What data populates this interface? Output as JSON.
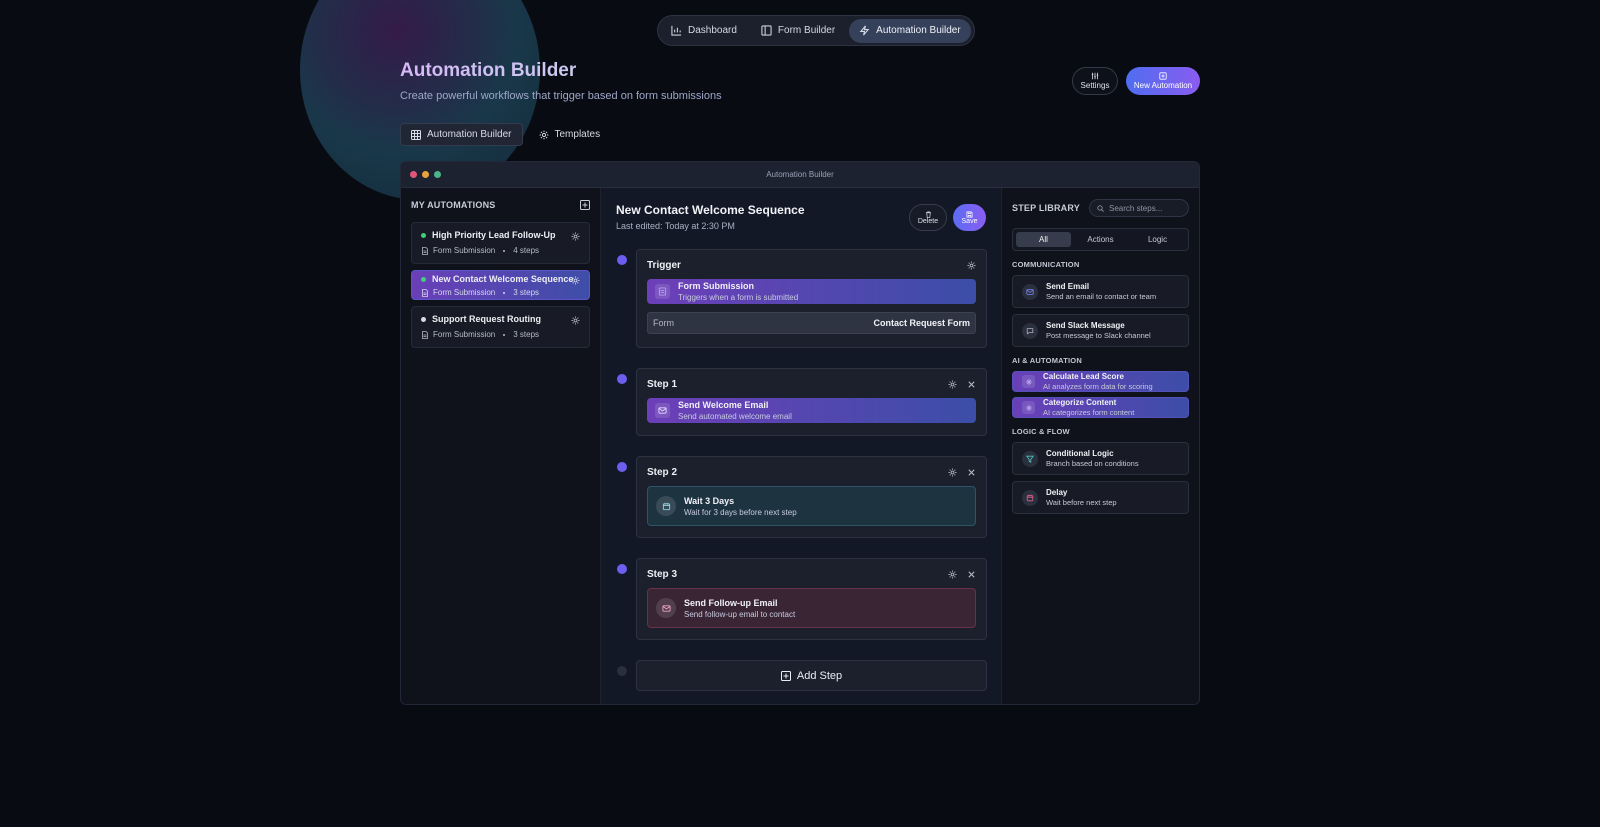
{
  "nav": {
    "items": [
      {
        "label": "Dashboard",
        "icon": "bar-chart-icon"
      },
      {
        "label": "Form Builder",
        "icon": "layout-icon"
      },
      {
        "label": "Automation Builder",
        "icon": "lightning-icon",
        "active": true
      }
    ]
  },
  "header": {
    "title": "Automation Builder",
    "subtitle": "Create powerful workflows that trigger based on form submissions",
    "settings_label": "Settings",
    "new_label": "New Automation"
  },
  "tabs": [
    {
      "label": "Automation Builder",
      "icon": "grid-icon",
      "active": true
    },
    {
      "label": "Templates",
      "icon": "gear-icon"
    }
  ],
  "window": {
    "title": "Automation Builder",
    "dot_colors": [
      "#e0567a",
      "#e8a23c",
      "#4bb58a"
    ]
  },
  "left": {
    "title": "MY AUTOMATIONS",
    "items": [
      {
        "name": "High Priority Lead Follow-Up",
        "trigger": "Form Submission",
        "steps": "4 steps",
        "status_color": "#3ed07a"
      },
      {
        "name": "New Contact Welcome Sequence",
        "trigger": "Form Submission",
        "steps": "3 steps",
        "status_color": "#3ed07a",
        "active": true
      },
      {
        "name": "Support Request Routing",
        "trigger": "Form Submission",
        "steps": "3 steps",
        "status_color": "#d8dbe4"
      }
    ]
  },
  "mid": {
    "title": "New Contact Welcome Sequence",
    "subtitle": "Last edited: Today at 2:30 PM",
    "delete_label": "Delete",
    "save_label": "Save",
    "trigger": {
      "title": "Trigger",
      "action_name": "Form Submission",
      "action_desc": "Triggers when a form is submitted",
      "form_label": "Form",
      "form_value": "Contact Request Form"
    },
    "steps": [
      {
        "title": "Step 1",
        "name": "Send Welcome Email",
        "desc": "Send automated welcome email"
      },
      {
        "title": "Step 2",
        "name": "Wait 3 Days",
        "desc": "Wait for 3 days before next step"
      },
      {
        "title": "Step 3",
        "name": "Send Follow-up Email",
        "desc": "Send follow-up email to contact"
      }
    ],
    "add_step_label": "Add Step"
  },
  "right": {
    "title": "STEP LIBRARY",
    "search_placeholder": "Search steps...",
    "filters": [
      "All",
      "Actions",
      "Logic"
    ],
    "categories": [
      {
        "title": "COMMUNICATION",
        "items": [
          {
            "name": "Send Email",
            "desc": "Send an email to contact or team"
          },
          {
            "name": "Send Slack Message",
            "desc": "Post message to Slack channel"
          }
        ]
      },
      {
        "title": "AI & AUTOMATION",
        "items": [
          {
            "name": "Calculate Lead Score",
            "desc": "AI analyzes form data for scoring"
          },
          {
            "name": "Categorize Content",
            "desc": "AI categorizes form content"
          }
        ]
      },
      {
        "title": "LOGIC & FLOW",
        "items": [
          {
            "name": "Conditional Logic",
            "desc": "Branch based on conditions"
          },
          {
            "name": "Delay",
            "desc": "Wait before next step"
          }
        ]
      }
    ]
  }
}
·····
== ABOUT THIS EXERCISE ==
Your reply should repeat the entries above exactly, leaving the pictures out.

== RESULT BELOW ==
What data populates this interface? Output as JSON.
{
  "nav": {
    "items": [
      {
        "label": "Dashboard",
        "icon": "bar-chart-icon"
      },
      {
        "label": "Form Builder",
        "icon": "layout-icon"
      },
      {
        "label": "Automation Builder",
        "icon": "lightning-icon",
        "active": true
      }
    ]
  },
  "header": {
    "title": "Automation Builder",
    "subtitle": "Create powerful workflows that trigger based on form submissions",
    "settings_label": "Settings",
    "new_label": "New Automation"
  },
  "tabs": [
    {
      "label": "Automation Builder",
      "icon": "grid-icon",
      "active": true
    },
    {
      "label": "Templates",
      "icon": "gear-icon"
    }
  ],
  "window": {
    "title": "Automation Builder",
    "dot_colors": [
      "#e0567a",
      "#e8a23c",
      "#4bb58a"
    ]
  },
  "left": {
    "title": "MY AUTOMATIONS",
    "items": [
      {
        "name": "High Priority Lead Follow-Up",
        "trigger": "Form Submission",
        "steps": "4 steps",
        "status_color": "#3ed07a"
      },
      {
        "name": "New Contact Welcome Sequence",
        "trigger": "Form Submission",
        "steps": "3 steps",
        "status_color": "#3ed07a",
        "active": true
      },
      {
        "name": "Support Request Routing",
        "trigger": "Form Submission",
        "steps": "3 steps",
        "status_color": "#d8dbe4"
      }
    ]
  },
  "mid": {
    "title": "New Contact Welcome Sequence",
    "subtitle": "Last edited: Today at 2:30 PM",
    "delete_label": "Delete",
    "save_label": "Save",
    "trigger": {
      "title": "Trigger",
      "action_name": "Form Submission",
      "action_desc": "Triggers when a form is submitted",
      "form_label": "Form",
      "form_value": "Contact Request Form"
    },
    "steps": [
      {
        "title": "Step 1",
        "name": "Send Welcome Email",
        "desc": "Send automated welcome email"
      },
      {
        "title": "Step 2",
        "name": "Wait 3 Days",
        "desc": "Wait for 3 days before next step"
      },
      {
        "title": "Step 3",
        "name": "Send Follow-up Email",
        "desc": "Send follow-up email to contact"
      }
    ],
    "add_step_label": "Add Step"
  },
  "right": {
    "title": "STEP LIBRARY",
    "search_placeholder": "Search steps...",
    "filters": [
      "All",
      "Actions",
      "Logic"
    ],
    "categories": [
      {
        "title": "COMMUNICATION",
        "items": [
          {
            "name": "Send Email",
            "desc": "Send an email to contact or team"
          },
          {
            "name": "Send Slack Message",
            "desc": "Post message to Slack channel"
          }
        ]
      },
      {
        "title": "AI & AUTOMATION",
        "items": [
          {
            "name": "Calculate Lead Score",
            "desc": "AI analyzes form data for scoring"
          },
          {
            "name": "Categorize Content",
            "desc": "AI categorizes form content"
          }
        ]
      },
      {
        "title": "LOGIC & FLOW",
        "items": [
          {
            "name": "Conditional Logic",
            "desc": "Branch based on conditions"
          },
          {
            "name": "Delay",
            "desc": "Wait before next step"
          }
        ]
      }
    ]
  }
}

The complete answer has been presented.